Anonymous said...

One thing is for journalism to report on both the good, the bad, and the ugly of the government. It is another completely different thing for a journalistic source to be "controlled" by a political party, that refuses to showcase the negativity within the current government, instead engaging on "propaganga" and slander against the opposition. So, I wouldn't say "hat adversarial relationship between the press and the government isn´t that fully developed, and that may not be such a bad thing.", it is a terrible thing. Because here journalism revolves around a bias. So much for objectivity in the press. One just has to take a look at some of the editorials (which even though it represents the opinion of the authors, it somewhat reflect the mindset of the newspaper itself) in either La Prensa Grafica or Diario de Hoy to take notice of the kind of trash that circulates thanks to the press.

Take a look at this: http://osomiguel.multiply.com/journal/item/13

Anti-communist propaganda? Hell yeah. The great right-wing machine of this country is the press (seeing how the 2 most important newspapers, and the biggest TV network of the country are rightist). Just like FOX NEWS in the US, newspaper/TV journalism here is a circus.

El-Visitador said...

"malicious questions like the one you asked in your comment"

I dispute that the question is malicious. Nonetheless, let me restate my position in non-question form: The coordinator of the "study" is the founder of the Venezuelan subsidiary of Media Watch Global, an organization founded and presided by one of the major activist leaders of the international left.

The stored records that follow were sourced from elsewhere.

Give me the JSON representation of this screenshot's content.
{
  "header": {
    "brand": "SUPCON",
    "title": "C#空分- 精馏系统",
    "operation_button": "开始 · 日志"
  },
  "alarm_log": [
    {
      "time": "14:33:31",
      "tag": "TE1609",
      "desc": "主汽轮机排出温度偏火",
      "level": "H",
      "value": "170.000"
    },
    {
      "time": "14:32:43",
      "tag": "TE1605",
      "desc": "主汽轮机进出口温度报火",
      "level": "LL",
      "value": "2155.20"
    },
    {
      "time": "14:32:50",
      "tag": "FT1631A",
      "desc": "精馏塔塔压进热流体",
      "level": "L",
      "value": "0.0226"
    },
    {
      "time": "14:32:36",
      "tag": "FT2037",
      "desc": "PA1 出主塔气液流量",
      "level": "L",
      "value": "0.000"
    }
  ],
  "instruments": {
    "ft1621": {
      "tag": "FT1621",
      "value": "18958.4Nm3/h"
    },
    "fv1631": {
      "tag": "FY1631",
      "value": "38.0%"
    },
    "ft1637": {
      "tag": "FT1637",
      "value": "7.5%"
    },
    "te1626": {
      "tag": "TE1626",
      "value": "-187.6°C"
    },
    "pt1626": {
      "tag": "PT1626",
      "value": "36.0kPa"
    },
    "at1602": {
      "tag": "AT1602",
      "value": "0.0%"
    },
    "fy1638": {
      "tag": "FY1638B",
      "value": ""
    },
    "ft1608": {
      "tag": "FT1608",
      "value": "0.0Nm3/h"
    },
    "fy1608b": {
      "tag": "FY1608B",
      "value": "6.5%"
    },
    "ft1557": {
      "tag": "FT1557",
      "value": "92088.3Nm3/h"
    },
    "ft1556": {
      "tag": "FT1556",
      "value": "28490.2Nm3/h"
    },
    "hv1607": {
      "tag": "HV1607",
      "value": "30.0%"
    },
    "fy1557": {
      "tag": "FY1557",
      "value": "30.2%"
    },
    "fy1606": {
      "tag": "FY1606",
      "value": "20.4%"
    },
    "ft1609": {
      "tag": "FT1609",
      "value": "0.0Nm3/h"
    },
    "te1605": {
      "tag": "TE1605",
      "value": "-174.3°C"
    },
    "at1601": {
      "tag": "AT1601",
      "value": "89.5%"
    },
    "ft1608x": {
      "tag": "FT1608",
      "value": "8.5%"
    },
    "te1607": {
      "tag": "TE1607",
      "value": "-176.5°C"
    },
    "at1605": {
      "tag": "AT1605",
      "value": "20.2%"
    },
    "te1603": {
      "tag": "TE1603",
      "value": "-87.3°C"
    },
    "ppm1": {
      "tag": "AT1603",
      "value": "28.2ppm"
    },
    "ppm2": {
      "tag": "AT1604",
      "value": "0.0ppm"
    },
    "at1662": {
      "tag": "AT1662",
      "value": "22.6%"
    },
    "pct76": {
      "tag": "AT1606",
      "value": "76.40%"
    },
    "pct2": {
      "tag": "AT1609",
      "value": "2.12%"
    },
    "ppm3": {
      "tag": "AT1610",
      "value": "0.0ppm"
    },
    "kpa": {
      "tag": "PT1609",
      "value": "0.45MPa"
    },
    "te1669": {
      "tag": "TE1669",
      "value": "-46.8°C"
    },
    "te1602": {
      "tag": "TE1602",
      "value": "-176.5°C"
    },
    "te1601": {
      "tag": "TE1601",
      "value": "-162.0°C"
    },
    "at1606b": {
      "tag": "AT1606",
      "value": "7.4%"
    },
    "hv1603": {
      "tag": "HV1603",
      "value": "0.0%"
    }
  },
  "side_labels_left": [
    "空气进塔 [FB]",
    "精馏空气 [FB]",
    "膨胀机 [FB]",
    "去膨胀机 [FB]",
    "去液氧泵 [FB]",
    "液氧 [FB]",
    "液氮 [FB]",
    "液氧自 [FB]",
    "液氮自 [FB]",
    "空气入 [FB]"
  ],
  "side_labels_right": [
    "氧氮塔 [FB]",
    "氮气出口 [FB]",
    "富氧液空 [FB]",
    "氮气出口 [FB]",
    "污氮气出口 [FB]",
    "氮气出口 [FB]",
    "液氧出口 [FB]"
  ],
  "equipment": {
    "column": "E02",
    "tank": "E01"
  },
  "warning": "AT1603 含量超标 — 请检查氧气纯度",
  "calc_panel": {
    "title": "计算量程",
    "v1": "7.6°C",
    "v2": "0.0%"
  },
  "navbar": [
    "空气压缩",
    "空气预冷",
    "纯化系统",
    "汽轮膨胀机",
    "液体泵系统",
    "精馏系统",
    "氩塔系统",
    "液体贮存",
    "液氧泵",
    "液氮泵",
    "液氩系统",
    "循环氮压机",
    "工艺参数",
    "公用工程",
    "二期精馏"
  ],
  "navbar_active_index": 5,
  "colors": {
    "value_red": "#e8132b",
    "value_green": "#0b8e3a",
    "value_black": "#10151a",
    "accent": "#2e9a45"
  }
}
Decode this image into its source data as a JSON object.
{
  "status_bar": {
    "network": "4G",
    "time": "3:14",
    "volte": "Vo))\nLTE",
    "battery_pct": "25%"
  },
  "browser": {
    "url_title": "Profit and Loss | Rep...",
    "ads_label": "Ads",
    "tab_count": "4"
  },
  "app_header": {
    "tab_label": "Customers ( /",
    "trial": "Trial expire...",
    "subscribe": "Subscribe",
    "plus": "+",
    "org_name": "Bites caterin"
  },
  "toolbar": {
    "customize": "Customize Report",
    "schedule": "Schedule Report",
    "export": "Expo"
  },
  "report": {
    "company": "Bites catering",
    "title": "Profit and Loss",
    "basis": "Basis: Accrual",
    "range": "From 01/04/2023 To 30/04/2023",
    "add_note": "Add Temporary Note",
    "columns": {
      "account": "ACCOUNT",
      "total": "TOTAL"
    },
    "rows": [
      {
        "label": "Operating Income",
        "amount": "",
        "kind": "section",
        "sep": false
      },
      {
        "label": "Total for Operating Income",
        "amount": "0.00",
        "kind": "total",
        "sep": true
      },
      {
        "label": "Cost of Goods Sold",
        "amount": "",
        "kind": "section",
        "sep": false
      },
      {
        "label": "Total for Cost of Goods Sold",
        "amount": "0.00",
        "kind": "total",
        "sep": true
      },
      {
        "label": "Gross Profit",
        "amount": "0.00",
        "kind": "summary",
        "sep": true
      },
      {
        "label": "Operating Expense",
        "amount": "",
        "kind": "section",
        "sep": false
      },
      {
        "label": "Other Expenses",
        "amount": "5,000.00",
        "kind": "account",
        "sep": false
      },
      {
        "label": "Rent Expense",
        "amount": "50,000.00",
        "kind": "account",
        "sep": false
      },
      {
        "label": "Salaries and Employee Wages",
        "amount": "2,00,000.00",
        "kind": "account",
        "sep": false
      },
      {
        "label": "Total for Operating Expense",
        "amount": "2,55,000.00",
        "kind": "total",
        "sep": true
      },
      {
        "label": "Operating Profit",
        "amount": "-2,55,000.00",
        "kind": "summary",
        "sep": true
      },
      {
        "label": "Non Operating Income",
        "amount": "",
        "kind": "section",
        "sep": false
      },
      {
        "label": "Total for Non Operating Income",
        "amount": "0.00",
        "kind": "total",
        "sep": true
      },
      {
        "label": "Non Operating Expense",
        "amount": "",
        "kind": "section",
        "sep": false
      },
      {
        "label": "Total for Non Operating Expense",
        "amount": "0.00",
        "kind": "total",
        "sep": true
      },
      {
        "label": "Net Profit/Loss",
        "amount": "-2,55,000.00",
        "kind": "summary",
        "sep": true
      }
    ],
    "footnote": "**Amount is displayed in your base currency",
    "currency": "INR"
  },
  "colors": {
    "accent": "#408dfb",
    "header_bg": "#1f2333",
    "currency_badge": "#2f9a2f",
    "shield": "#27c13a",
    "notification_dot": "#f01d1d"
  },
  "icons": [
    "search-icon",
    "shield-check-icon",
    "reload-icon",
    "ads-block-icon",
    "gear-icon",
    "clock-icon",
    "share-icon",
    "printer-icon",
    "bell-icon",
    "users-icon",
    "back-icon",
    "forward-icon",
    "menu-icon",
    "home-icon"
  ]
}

Tim, I agree that APES clearly disclosed who ran the "study," and I find their actions beyond reproach in that regard. Nonetheless, either because of ignorance, or because of willful omission, APES neglected to mention that the "study" was led by staff of an institution presided by a luminary of the global activist Left. This in no way disqualifies the "study", by the way. It is what it is, so long as one understands its provenance, and I see you agree with this view.

Regarding your and mine personal opinions about the quality of news reporting in El Salvador, I think that's a topic for another day. I will just say that most beat reporters will parrot whatever they are told, and hardly any of them ever challenges those they are interviewing. Critical thinking... it is just not there, yet.

Wally has excellent points regarding the role of the press. When the press elects to report only one side of the story, the public fails to learn the whole story. This is true in ES, the U.S., and elsewhere.

ibeingotherwise said...

just wanted to say i've been enjoying your blog! I felt weird reading along and never commenting!